What saves where?

 

Word, Powerpoint, Excel

On the Ribbon Store
Page Layout > Themes > Themes > Save Current Theme Saves to .thmx in
%user%\Application Data\Microsoft\Templates\Document Themes

 

Word

On the Ribbon Store
Home > Styles > Change Styles > Style Set > Save As Quick Style Set Saves to a template a template you specify.

Insert > Table > Quick Tables > Save Selection To Quick Tables Gallery
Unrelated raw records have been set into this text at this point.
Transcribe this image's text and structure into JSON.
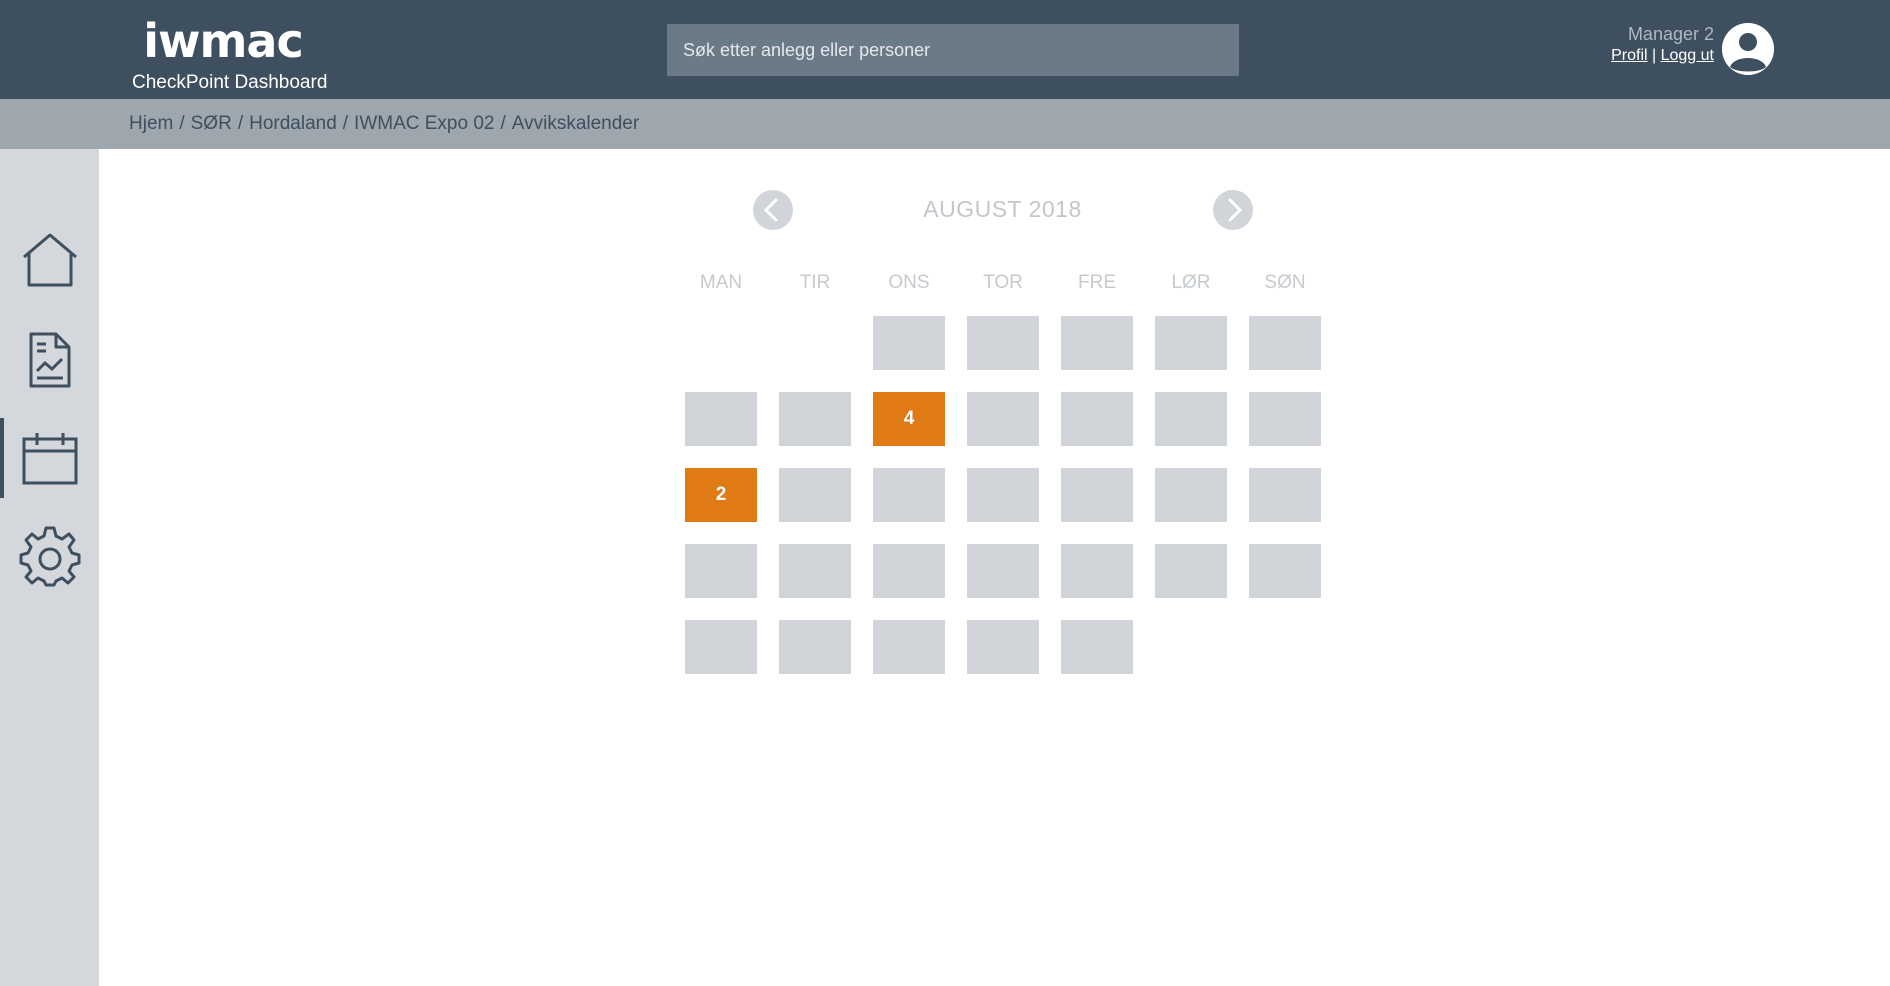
{
  "header": {
    "logo_text": "iwmac",
    "app_subtitle": "CheckPoint Dashboard",
    "search": {
      "placeholder": "Søk etter anlegg eller personer",
      "value": ""
    },
    "user": {
      "name": "Manager 2",
      "profile_link": "Profil",
      "separator": "|",
      "logout_link": "Logg ut"
    },
    "bg_color": "#3e4f5f"
  },
  "breadcrumb": [
    "Hjem",
    "SØR",
    "Hordaland",
    "IWMAC Expo 02",
    "Avvikskalender"
  ],
  "sidebar": {
    "items": [
      {
        "icon": "home-icon",
        "active": false
      },
      {
        "icon": "report-icon",
        "active": false
      },
      {
        "icon": "calendar-icon",
        "active": true
      },
      {
        "icon": "gear-icon",
        "active": false
      }
    ]
  },
  "calendar": {
    "month_label": "AUGUST 2018",
    "weekdays": [
      "MAN",
      "TIR",
      "ONS",
      "TOR",
      "FRE",
      "LØR",
      "SØN"
    ],
    "flag_color": "#df7a14",
    "weeks": [
      [
        null,
        null,
        "",
        "",
        "",
        "",
        ""
      ],
      [
        "",
        "",
        "4",
        "",
        "",
        "",
        ""
      ],
      [
        "2",
        "",
        "",
        "",
        "",
        "",
        ""
      ],
      [
        "",
        "",
        "",
        "",
        "",
        "",
        ""
      ],
      [
        "",
        "",
        "",
        "",
        "",
        null,
        null
      ]
    ]
  }
}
Saves to Building Blocks.dotx
Insert > Text > Quick Parts > Save Selection To Quick Parts Gallery Saves to Building Blocks.dotx
Home > Styles > Change Styles > Colors > Create New Theme Colors Relies on Quick Style template
Home > Styles > Change Styles > Fonts > Create New Theme Fonts Relies on Quick Style template

 

Element Category Template
Autotext General Normal.dotm
Bibliographies Built-in Building Blocks.dotx
Cover Pages Built-in Building Blocks.dotx
Equations Built-in Building Blocks.dotx
Footers Built-in Building Blocks.dotx
Headers Built-in Building Blocks.dotx
Page Numbers Built-in Building Blocks.dotx
Quick Parts General (user defined) Building Blocks.dotx
Table of Contents Built-in Building Blocks.dotx
Text Boxes Built-in Building Blocks.dotx
Watermarks Built-in Building Blocks.dotx

Excel

On the Ribbon Store
Chart Tools > Design > Save As Template Saves to .crtx in
%user%\Application Data\Microsoft\Templates\Charts